Modalities most often used in naturopathic practice include clinical nutrition and dietary revision, counseling for lifestyle modification, botanical medicine, homeopathy, physical medicine, and mind-body therapies.
Scope of practice. Depending on local licensure statutes, naturopathic physicians may be fully recognized as primary healthcare providers.3 Prescriptive authority varies, as do provisions for other procedures commonly associated with general medical practice.4
Details of the scope of naturopathic practice in each licensed jurisdiction can be accessed by contacting local licensing authorities, usually via a state or provincial agency website. In the majority of jurisdictions, licensed NDs are responsible for all public health regulations including reportable diseases and immunizations. Most ND practice acts require annual continuing education credits to maintain practice privileges.
Interdisciplinary collaboration. NDs are trained to recognize serious and life-threatening situations and to identify conditions outside of the scope of their professional or legal limitations. Appropriate referral mechanisms are indoctrinated during educational and clinical training. NDs often work with conventionally trained family practice physicians, internists, and specialists in co-managing patients, participating in decisions regarding referral for evaluation and treatment by other allopathic and complementary/alternative medicine practitioners.
Safety and effectiveness of naturopathic medicine
Naturopathic practice is distinguished by treatments individualized to a patient’s physical condition and environmental circumstances, requiring combination therapies adjusted over time as guided by patient response. Documenting the safety and efficacy of naturopathic interventions presents significant challenges—eg, the limitations of the reductionistic approach of allopathic research models when applied to complex interventions and inadequacy of available funding sources. Research on the clinical and quality of life outcomes, particularly evaluation of the actual, complex whole practice as opposed to single agent or specific modalities, is relatively scant.5
Responding to this challenge, in 2002 the NIH funded more than 1200 scientists and physicians from both conventional and naturopathic academic and professional communities in a 2-year effort to design the Naturopathic Medical Research Agenda (NMRA). Guided by the NMRA process, the research departments of naturopathic academic centers are systematically developing the collaborative infrastructure required to examine the theory and practice of naturopathic medicine.6 The recently inaugurated International Journal of Naturopathic Medicine (available at www.intjnm.org) provides access to naturopathic-specific, peer-reviewed research.
Documentation of safety is as relevant as documentation of efficacy.
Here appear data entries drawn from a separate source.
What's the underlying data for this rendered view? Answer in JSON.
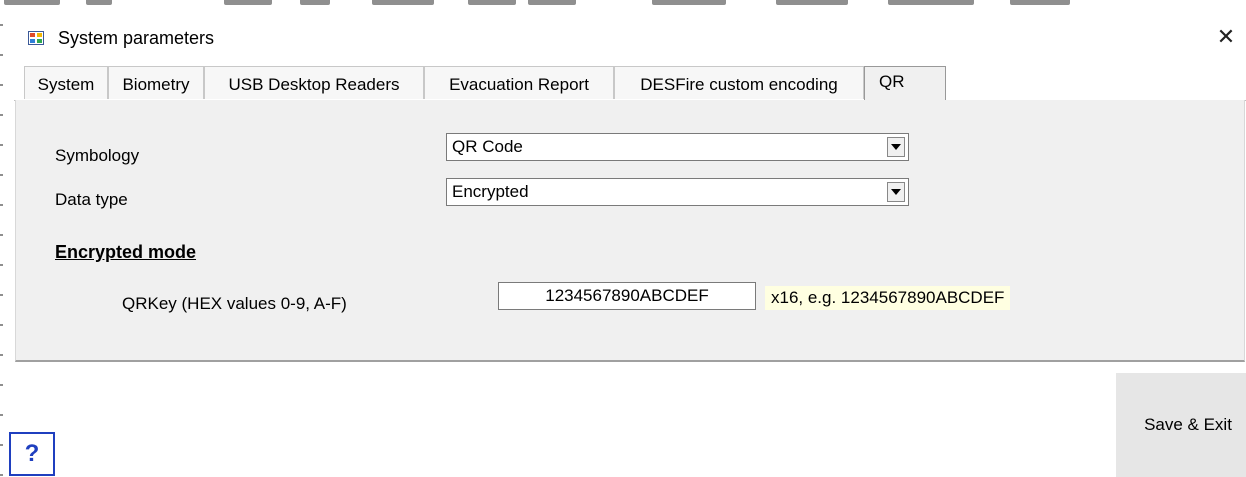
{
  "window": {
    "title": "System parameters",
    "close_glyph": "✕"
  },
  "tabs": [
    {
      "label": "System"
    },
    {
      "label": "Biometry"
    },
    {
      "label": "USB Desktop Readers"
    },
    {
      "label": "Evacuation Report"
    },
    {
      "label": "DESFire custom encoding"
    },
    {
      "label": "QR",
      "active": true
    }
  ],
  "form": {
    "symbology_label": "Symbology",
    "symbology_value": "QR Code",
    "datatype_label": "Data type",
    "datatype_value": "Encrypted",
    "section_title": "Encrypted mode",
    "qrkey_label": "QRKey (HEX values 0-9, A-F)",
    "qrkey_value": "1234567890ABCDEF",
    "qrkey_hint": "x16, e.g. 1234567890ABCDEF"
  },
  "buttons": {
    "save_exit": "Save & Exit",
    "help": "?"
  },
  "colors": {
    "hint_bg": "#ffffe1",
    "help_blue": "#1f3fbf",
    "panel_bg": "#f0f0f0"
  }
}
As the potential for harm does exist within the naturopathic scope of practice,7 licensure in the US requires that adverse medical events be reported to the federally mandated National Practitioner Databank.8 The disciplinary records of naturopathic licensing boards provide scrutiny of practices regulated in those jurisdictions as well as documentation of specific offenses: over a 10-year period (1992–2002), 173 complaints were filed with state licensing boards from a total of 1805 licensees. During this period, 31 disciplinary actions were initiated, ranging from probation to fines or censure.9
Safety and efficacy are also of concern to third-party payers. More than 70 companies, trade unions, and state organizations offer health plans that cover naturopathic medical services,10-11 requiring utilization reviews incorporating documented patient outcomes. As NDs are increasingly covered as specialists and primary care providers under reimbursement plans of corporations such as Microsoft and Boeing, the credentialing processes required by their insurers (such as Blue Cross and Blue Shield, Kaiser Permanente, Connecticare, Oxford, and Healthnet) result in formal analyses of safety and efficacy of practice. Malpractice insurance industry data also verify incidents of harm that may occur related to naturopathic practice.
To access more in-depth information, including how to identify licensed NDs in a particular geographic area, contact the American Association of Naturopathic Physicians at www.naturopathic.org.
For information on naturopathic medical education, particularly the advanced standing programs available to degreed professionals, contact the American Association of Naturopathic Medical Colleges at www.aanmc.org.
An additional resource for degreed medical professionals interested in naturopathic professional practice is the website for the North American Board of Naturopathic Examiners at www.nabne.org.
The advent of integrated care has resulted in staff privileges granted to NDs at approximately 20 conventional hospitals and numerous integrated clinics. As a result, efficacy of peer review is strengthened as payers elect naturopathic medical directors to peer advisory committees charged with formulating reimbursement and case management policies.12
Nancy Dunne, ND, Bitterroot Natural Medicine, 200 East Pine St., Missoula, MT 59802. E-mail: [email protected]